* New China board member “long needed change” -analyst
* Daimler veteran Troska will take post for 3 years -Daimler
* Move underscores “strategic importance” of China -Chairman
* Troska must solve distribution problems -analyst
* Daimler lagging rivals BMW, Audi on Chinese sales
FRANKFURT, Dec 12 (Reuters) - Germany’s Daimler has named a new executive board member to take charge of its operations in China, the world’s biggest auto market, where it is falling further behind rivals BMW and Volkswagen’s Audi.
Hubertus Troska, a 24-year Daimler veteran who heads Mercedes-Benz truck operations in Europe and Latin America, will take over the newly created post on Thursday for three years to the end of 2015, Daimler said on Wednesday after a meeting of its supervisory board.
Daimler, which slipped deeper into global third place in the luxury market this year, is revamping its distribution in China, as managing two separate Mercedes sales units had contributed to its underperformance there.
Singapore-based Bernstein analyst Max Warburton said the two channels had caused internal bickering among distributors, prevented coherent sales strategies and led to unnecessary discounting.
The appointment of Troska was a “long-needed change at the top”, London-based Credit Suisse analyst David Arnold wrote in a note published on Wednesday. “Daimler’s China operations are one of the major disappointments for markets.”
“A lot of Mercedes’s problems in China have been home-made,” said Ferdinand Dudenhoeffer, head of the Centre for Automotive Research at the University of Duisburg-Essen. “It’s high time that a dedicated top manager tackles them.”
Though economic performance in China has been more patchy this year, Chinese sales have helped German premium manufacturers to offset weakening business in recent years in core western European markets. In November, however, Mercedes-Benz suffered a 6.6 percent drop in Chinese deliveries to 16,876 vehicles, holding the year-to-date gain to just 4.2 percent, making a total of 177,301.
By contrast, sales of luxury-market leader BMW surged 62 percent to 29,005 autos in November, extending its 11-month increase to 37 percent, and sales of 274,985, while Chinese market leader Audi posted a 26 percent monthly gain to a record 37,600 autos, making a 31 percent gain so far to 370,559.
BMW and Audi manage Chinese sales through a single distributor.

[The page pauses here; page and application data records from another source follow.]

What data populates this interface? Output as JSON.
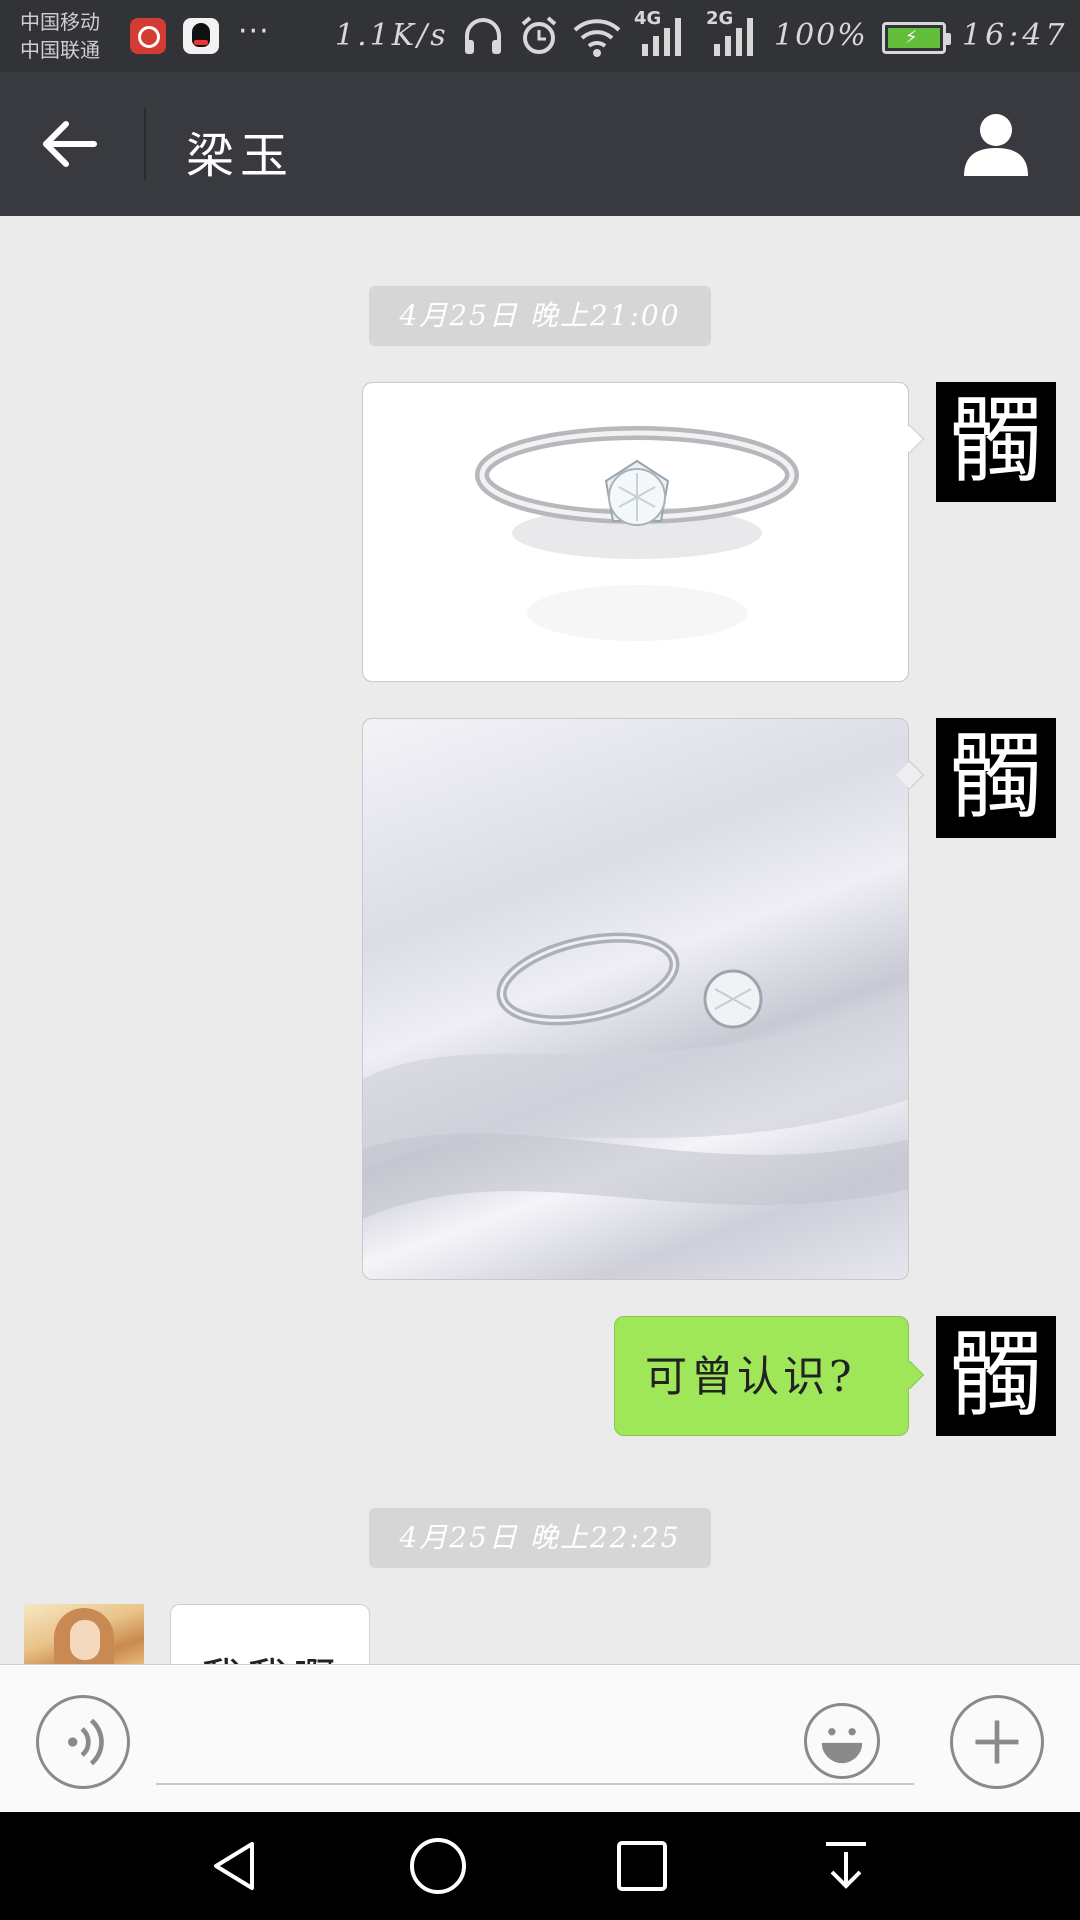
{
  "status_bar": {
    "carrier_1": "中国移动",
    "carrier_2": "中国联通",
    "overflow": "···",
    "net_speed": "1.1K/s",
    "net_4g": "4G",
    "net_2g": "2G",
    "battery_percent": "100%",
    "battery_level": 1.0,
    "time": "16:47",
    "icons": [
      "netease-music-icon",
      "qq-icon",
      "headphones-icon",
      "alarm-icon",
      "wifi-icon",
      "signal-4g-icon",
      "signal-2g-icon",
      "battery-charging-icon"
    ]
  },
  "header": {
    "title": "梁玉",
    "back_icon": "arrow-left-icon",
    "profile_icon": "person-icon"
  },
  "messages": {
    "timestamp_1": "4月25日 晚上21:00",
    "me_avatar_char": "髑",
    "image_1": "diamond-ring-white-background",
    "image_2": "diamond-ring-on-silk",
    "text_1": "可曾认识?",
    "timestamp_2": "4月25日 晚上22:25",
    "other_text_partial": "我我啊",
    "other_avatar": "woman-portrait"
  },
  "input_bar": {
    "voice_icon": "voice-icon",
    "emoji_icon": "emoji-icon",
    "plus_icon": "plus-icon",
    "input_value": ""
  },
  "nav_bar": {
    "icons": [
      "back-triangle-icon",
      "home-circle-icon",
      "recents-square-icon",
      "notification-pulldown-icon"
    ]
  },
  "colors": {
    "status_bar_bg": "#323337",
    "title_bar_bg": "#393a3f",
    "chat_bg": "#ebebeb",
    "my_bubble": "#9fe658",
    "timestamp_bg": "#d6d6d6"
  }
}
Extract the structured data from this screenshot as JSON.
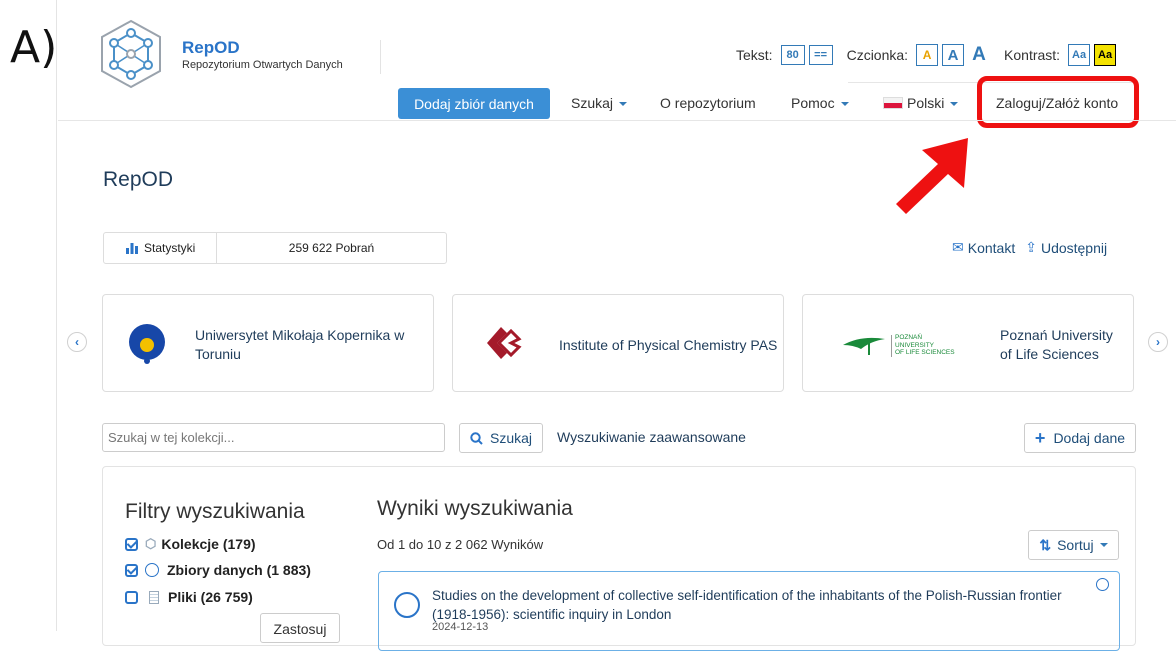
{
  "panel_label": "A)",
  "brand": {
    "title": "RepOD",
    "subtitle": "Repozytorium Otwartych Danych"
  },
  "accessibility": {
    "text_label": "Tekst:",
    "text_size": "80",
    "text_spacing": "==",
    "font_label": "Czcionka:",
    "font_options": [
      "A",
      "A",
      "A"
    ],
    "contrast_label": "Kontrast:",
    "contrast_options": [
      "Aa",
      "Aa"
    ]
  },
  "nav": {
    "add_dataset": "Dodaj zbiór danych",
    "search": "Szukaj",
    "about": "O repozytorium",
    "help": "Pomoc",
    "language": "Polski",
    "login": "Zaloguj/Załóż konto"
  },
  "page_title": "RepOD",
  "stats": {
    "label": "Statystyki",
    "downloads": "259 622 Pobrań"
  },
  "actions": {
    "contact": "Kontakt",
    "share": "Udostępnij"
  },
  "institutions": [
    {
      "name": "Uniwersytet Mikołaja Kopernika w Toruniu"
    },
    {
      "name": "Institute of Physical Chemistry PAS"
    },
    {
      "name": "Poznań University of Life Sciences",
      "logo_lines": [
        "POZNAŃ",
        "UNIVERSITY",
        "OF LIFE SCIENCES"
      ]
    }
  ],
  "search": {
    "placeholder": "Szukaj w tej kolekcji...",
    "button": "Szukaj",
    "advanced": "Wyszukiwanie zaawansowane",
    "add_data": "Dodaj dane"
  },
  "filters": {
    "title": "Filtry wyszukiwania",
    "items": [
      {
        "label": "Kolekcje (179)",
        "checked": true
      },
      {
        "label": "Zbiory danych (1 883)",
        "checked": true
      },
      {
        "label": "Pliki (26 759)",
        "checked": false
      }
    ],
    "apply": "Zastosuj"
  },
  "results": {
    "title": "Wyniki wyszukiwania",
    "count": "Od 1 do 10 z 2 062 Wyników",
    "sort": "Sortuj",
    "items": [
      {
        "title": "Studies on the development of collective self-identification of the inhabitants of the Polish-Russian frontier (1918-1956): scientific inquiry in London",
        "date": "2024-12-13"
      }
    ]
  },
  "colors": {
    "accent": "#3b8fd6",
    "highlight": "#ee1111",
    "link": "#1f4e79"
  }
}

“Mercedes Benz had a lot of problems to sort out its dealerships in China,” said John Zeng, LMC Automotive’s Asia Pacific director. “They are trying to tackle the problem now, but the dealership issue could take a long time to resolve.”
Mercedes had also failed to introduce new models at appropriate prices and lacked a cohesive brand positioning to respond to changes in Chinese consumer buying patterns, said Stefan Bratzel, head of the Center of Automotive Research near Cologne.
They also misjudged a trend showing wealthy Chinese buyers preferred luxury SUVs over sedans and failed to release an SUV that could rival Porsche’s Cayenne or BMW’s X5, he said.
Daimler’s move reflects the heightening competition among Germany’s top carmakers for greater business in the lucrative Asian nation. VW, the first overseas carmaker to enter China three decades ago, appointed executive board member Jochem Heizmann in June to take charge of a special portfolio to oversee expansion in China.
“We are underscoring the strategic importance of China for Daimler,” Daimler Chairman Manfred Bischoff said in a statement. “We continue to see great potential there for sustained growth and the continuous expansion of our business.”
Daimler shares were up 0.6 percent as of 1138 GMT, trading at 39.69 euros in Frankfurt.
Stuttgart-based Daimler already promised 2 billion euros ($2.6 billion) in cost cuts at the Mercedes-Benz division by the end of 2014 after warning in October that it would miss its operating profit target this year by 1 billion euros.
Separately, the supervisory board also extended the contract of Daimler Trucks chief Andreas Renschler until Sept. 30, 2018.